Swanigan, who was selected as the Big Ten Player of the Year in 2017, played two seasons at Purdue and improved in every aspect of the game.
As a sophomore in 2016-2017 Swanigan was the only player in the nation with a PER (player efficiency rating) of 25+, a 20% rebound rate, and a 15% assist rate. That means that Swanigan was a very efficient player offensively, rebounded more than 20% of the available rebounds when he was on the floor, and assisted on more than 15% of his teammates’ field goals while he was on the floor. That is being involved in absolutely every aspect of the offensive game.
Where Swanigan stands out is as a rebounder. He is a true elite rebounder. When drafting late in the first round you are looking for traits, and Swanigan’s ability to rebound may have been the main reason he was drafted in the first round, rather than sliding to the second.

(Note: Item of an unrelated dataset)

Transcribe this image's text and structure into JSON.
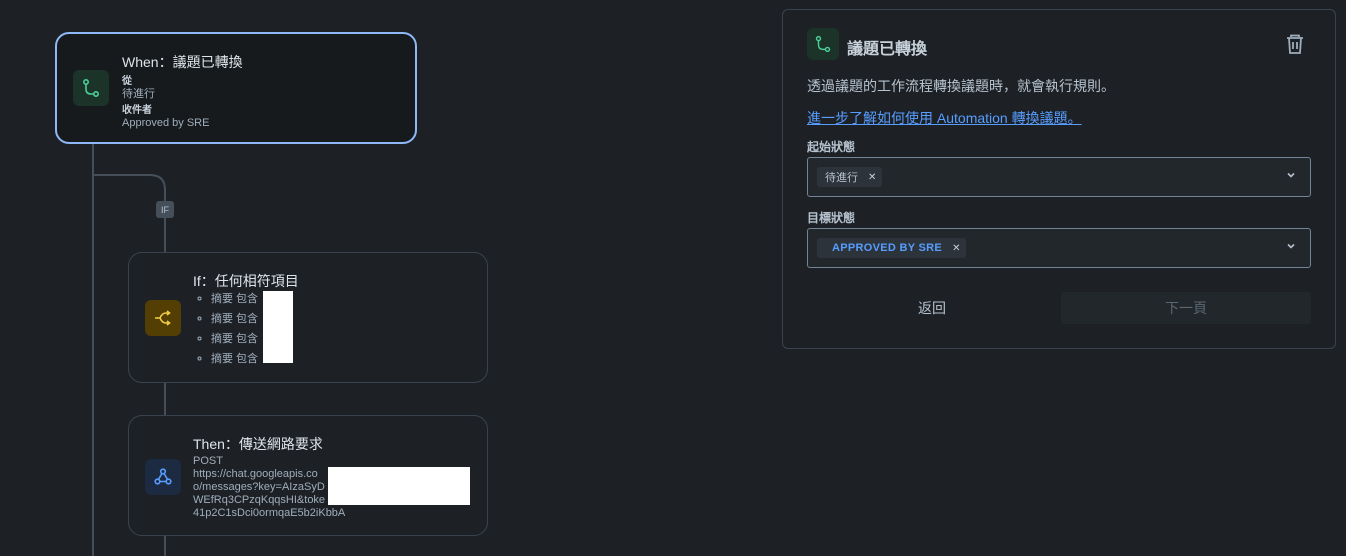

His incredible sophomore year at Purdue was truly highlighted by his rebounding.
|Def Reb||Off Reb||Tot Reb||Reb %||Reb Per Game|
Swanigan’s 436 total rebounds in the 2016-2017 season were the most in the Big 10 since 1985-1986. That includes impressive seasons by Draymond Green, Jared Sullinger, Chris Webber, and Glenn Robinson. That’s some incredible company for the rookie.
Fortunately for Blazer fans, Swanigan brings a lot more to the table than rebounding. His Per-40 stats are as impressive as Collins’ were last season.
While Swanigan still has a lot of room to improve on the defensive side of the court, he is a pretty well-rounded offensive basketball player. He was the driving force behind the 27-8 Boilermakers that won the Big 10 and finished ranked Number 15 in the nation.
When you look at Swanigan’s body and you watch some of his more bruising highlights, you miss out on just how skilled Swanigan is as a basketball player. His shooting numbers don’t happen by accident, they happen with countless hours in the gym.
His sophomore season shooting numbers looked more like a shooting guard than a big guy.
What sticks out from those numbers is Swanigan’s ability to shoot free throws. Blazer fans have seen bigs like Mason Plumlee and Ed Davis struggle from the charity stripe, and it will be quite refreshing to have a big that can shoot close to 80% from the line.
Swanigan’s 78% from the free throw line would have been behind only Damian Lillard, CJ McCollum, Meyers Leonard, Allen Crabbe, and Evan Turner on the Blazers. Those “cheap” points are important. Like Bill Schonely always says, “You’ve got to make your free throws”.
That same article that I referenced above with Collins ranked Swanigan as the #10 prospect in the draft class.
Howerton said about Swanigan, “He can post-seal and space-shoot with the best of them out there. He works. He improves. He plays D. You’ve got to like that.”
While everyone looks at and analyzes the draft differently, the numbers don’t lie. The Blazers brought in two highly productive players that have efficient and well-rounded games. If each of these young guys (Collins is 19, and Swanigan is 20) continue to grow and improve, the sky is the limit for each of these big men.
With a roster that is currently overloaded with depth, the Blazers are going to need to make some decisions, but having the luxury of drafting two highly talented big guys might just make those decisions easier and the future a little brighter for the Portland Trail Blazers.